If you need a dental implant, then you may already know that this kind of procedure can take a while. This isn't a quick treatment that takes one dental appointment; it works in stages, typically over a period of months. However, when your dentist assesses your mouth to see if an implant is a suitable option, they tell you that you may need a bone graft before the implant can be put in. This will add to the overall time it takes until your new tooth is fitted.
Why does bone grafting add to your treatment time? Can different types of graft speed up the process?
Bone Grafts Aren't a Quick Fix
You only need a graft before an implant if the bone in your jaw isn't up to the job of holding an implant post. This bone needs to be big enough for the post to embed in it, and it also needs to be solid enough to create a firm hold around the post. If your bone isn't up to scratch, then your dentist can insert a bone graft in the implant site. This graft will ultimately attach to the bone you do have, creating a stronger foundation for your new tooth. Once this process is finished, your dentist can start work on the implant.
This doesn't happen quickly, however. A bone graft can take a long time to integrate with your existing bone and to grow into a solid mass. Typically, this takes months; however, it's hard to accurately predict when the graft will be ready. This depends on how well the two types of bone mix and meld and, sometimes, on the type of graft you need or use.
Some Bone Grafts Are Quicker Than Others
Minor bone grafts may work more quickly than extensive ones. So, for example, your delay may be shorter if your bone only needs to be rebuilt or reinforced a little bit. The type of graft you use may also play a part in the time it takes for your bone work to finish.
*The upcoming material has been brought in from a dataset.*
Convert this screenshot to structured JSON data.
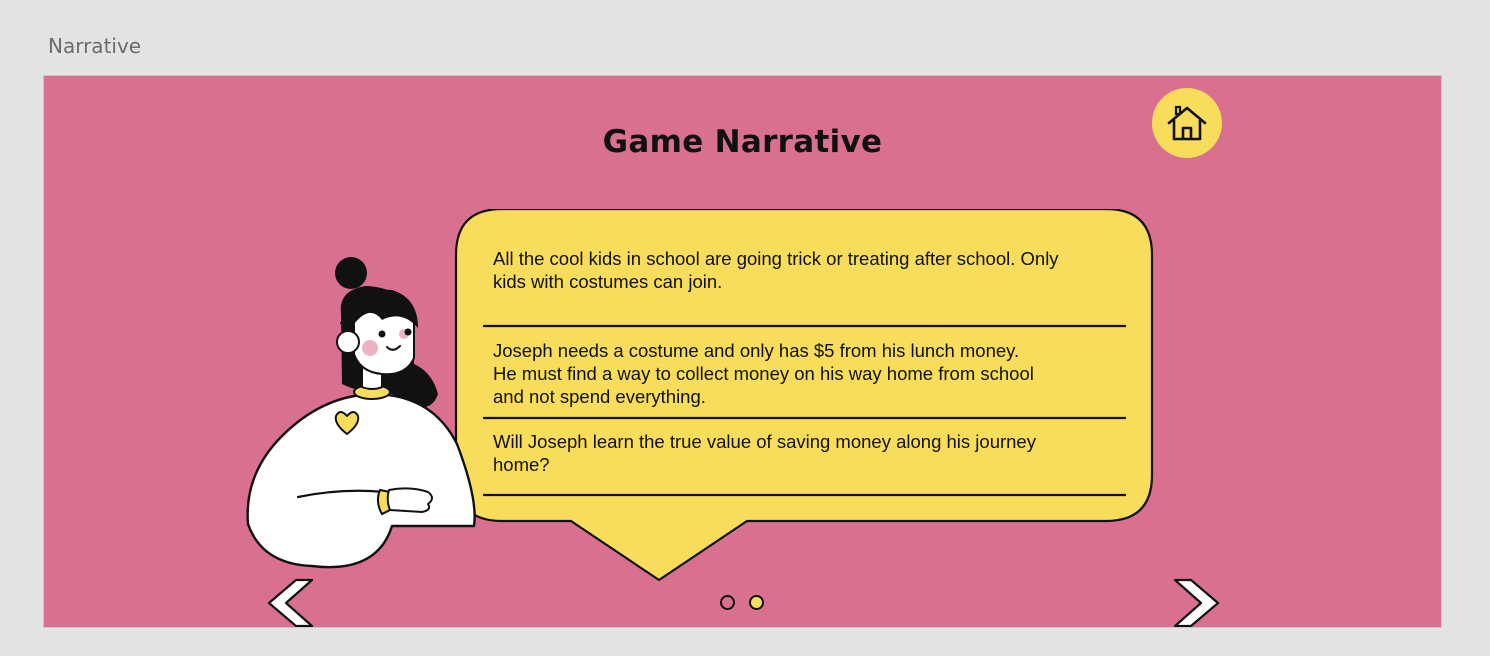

You may be given the choice of a graft from a part of bone somewhere else on your own body. Or, your dentist may recommend using a graft from animal bone or an artificial product.
Generally, using your own bone to create a graft works best. Your body is less likely to reject your bone and may assimilate it more quickly. An animal or artificial alternative may take longer.
Your dentist can talk you through your grafting options and help you choose the right one. They may also be able to give you an idea of how long you might have to wait until the actual implant work can begin.